┌──
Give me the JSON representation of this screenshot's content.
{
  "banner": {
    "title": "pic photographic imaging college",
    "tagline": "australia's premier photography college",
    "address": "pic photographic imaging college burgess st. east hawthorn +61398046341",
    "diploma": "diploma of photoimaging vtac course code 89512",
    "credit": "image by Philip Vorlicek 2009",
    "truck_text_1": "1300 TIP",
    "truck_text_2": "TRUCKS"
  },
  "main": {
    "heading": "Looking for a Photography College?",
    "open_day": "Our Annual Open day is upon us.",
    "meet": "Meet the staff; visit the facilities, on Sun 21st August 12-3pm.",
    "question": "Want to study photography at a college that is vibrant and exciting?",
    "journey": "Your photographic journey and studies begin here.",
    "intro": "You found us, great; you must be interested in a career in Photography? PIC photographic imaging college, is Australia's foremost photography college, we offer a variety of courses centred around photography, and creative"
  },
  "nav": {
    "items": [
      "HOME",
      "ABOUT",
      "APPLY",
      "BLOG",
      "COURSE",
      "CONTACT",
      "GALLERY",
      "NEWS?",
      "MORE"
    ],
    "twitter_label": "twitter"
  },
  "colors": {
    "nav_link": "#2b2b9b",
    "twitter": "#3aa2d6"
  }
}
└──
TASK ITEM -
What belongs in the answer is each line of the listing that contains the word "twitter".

RESULT BELOW -
    "twitter_label": "twitter"
    "twitter": "#3aa2d6"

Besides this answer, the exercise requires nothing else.